Festival Of Bonfires And Horses, Which Don’t Go TogetherAndrea Powell
Thick smoke fills the air as multiple bonfires are ignited, while people begin to line the narrow streets. Once the fires are raging and embers are flying through the air, the clip-clop of horse hooves can be heard. Then the rider on the horse’s back directs their horse straight through the massive crackling bonfire thinking that this dangerous and frightening act will keep the horse safe for the coming year.
San Bartolome de Pinare, a small town in Spain, is home to the annual Las Luminarias festival. The controversial festival takes place on the eve of St. Anthony’s day, January 16. Every year, revelers mount their horses and ride them through multiple raging bonfires on the narrow cobblestone streets. The festival is in honor of Saint Anthony, the patron saint of animals. They believe that riding their horses through the smoke and fire will purify their horse for the coming year. While their intentions may be to protect the horse, their actions say otherwise.
Smoke inhalation is not purifying, but potentially dangerous. In many of the photos of the festival, the rider is wearing some sort of mask to cover and protect them from the smoke. However, horses have large nostrils that are enlarged even more when frightened, and forced to breath in the “purifying” smoke.

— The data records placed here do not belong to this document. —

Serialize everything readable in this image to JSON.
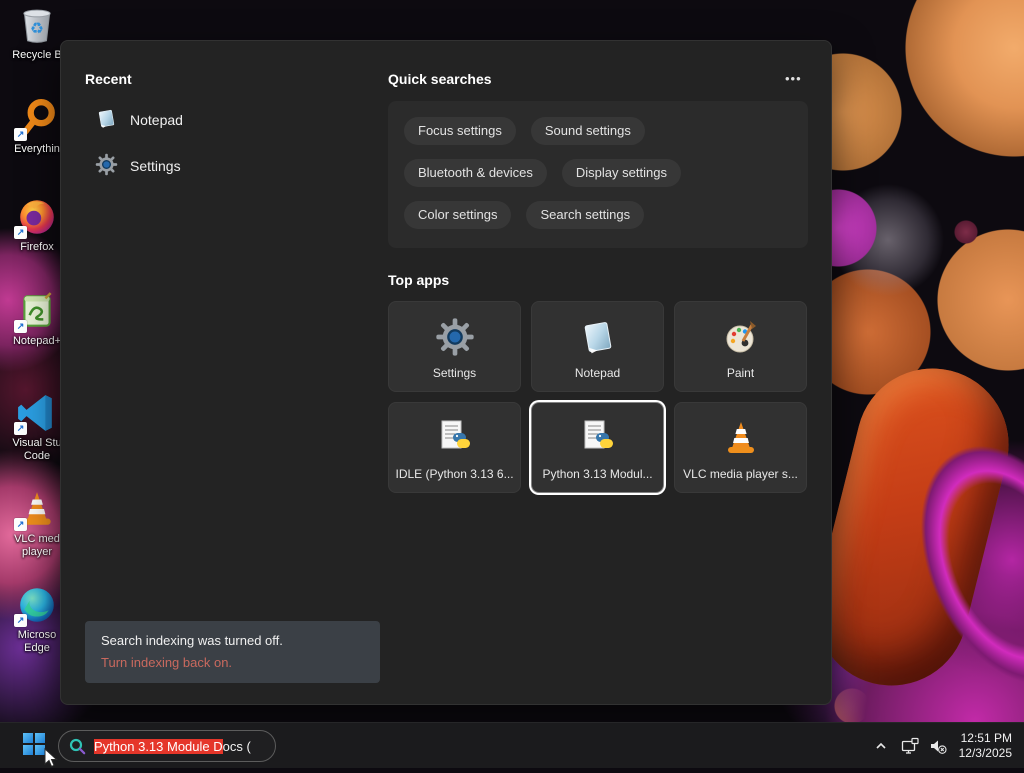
{
  "desktop_icons": [
    {
      "label": "Recycle B"
    },
    {
      "label": "Everythin"
    },
    {
      "label": "Firefox"
    },
    {
      "label": "Notepad+"
    },
    {
      "label": "Visual Stu",
      "label2": "Code"
    },
    {
      "label": "VLC med",
      "label2": "player"
    },
    {
      "label": "Microso",
      "label2": "Edge"
    }
  ],
  "panel": {
    "recent": {
      "header": "Recent",
      "items": [
        {
          "label": "Notepad"
        },
        {
          "label": "Settings"
        }
      ]
    },
    "quick_searches": {
      "header": "Quick searches",
      "more_label": "•••",
      "pills": [
        "Focus settings",
        "Sound settings",
        "Bluetooth & devices",
        "Display settings",
        "Color settings",
        "Search settings"
      ]
    },
    "top_apps": {
      "header": "Top apps",
      "tiles": [
        {
          "label": "Settings"
        },
        {
          "label": "Notepad"
        },
        {
          "label": "Paint"
        },
        {
          "label": "IDLE (Python 3.13 6..."
        },
        {
          "label": "Python 3.13 Modul...",
          "selected": true
        },
        {
          "label": "VLC media player s..."
        }
      ]
    },
    "notification": {
      "message": "Search indexing was turned off.",
      "action": "Turn indexing back on."
    }
  },
  "taskbar": {
    "search": {
      "highlighted_text": "Python 3.13 Module D",
      "rest_text": "ocs ("
    },
    "clock": {
      "time": "12:51 PM",
      "date": "12/3/2025"
    }
  },
  "colors": {
    "selection_red": "#e5362a",
    "notification_link": "#c9695e",
    "start_blue": "#2e9be6",
    "panel_bg": "#232323"
  }
}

Juan Ignacio Codina, a major opposer of the festival, said, “There is no logic in forcing these animals into a stressful situation against their own nature. In the midst of the 21st century, this is something from a bygone era. There is no superstition or belief that should justify an act of such cruelty.”
Maria Jesus Martin, mayor of the village, claims that no horse is harmed in the festival. While no physical damage can be seen at the moment, it does not account for the emotional stress and damage. If you look closely at some of the images of the festival, you will see horses with wide eyes and high heads, signs that they are afraid. The frightened horses are pushed on to continue leaping through scorching flames throughout the village.
The 500-year-old tradition needs to be updated. Some of the 600 people that call the town home, think it is time to modernize the festival. Over the years, the bonfire sizes and intensities have increased. They say that the original festival called for animals to walk around the fire – since the smoke it what is thought to purify them – not jumping or crossing through the flames.
Traditions are important but so is the safety of the horses. No ritual or celebration is worth harming innocent horses with a senseless trial by fire. Sign the petition below to help protect horses.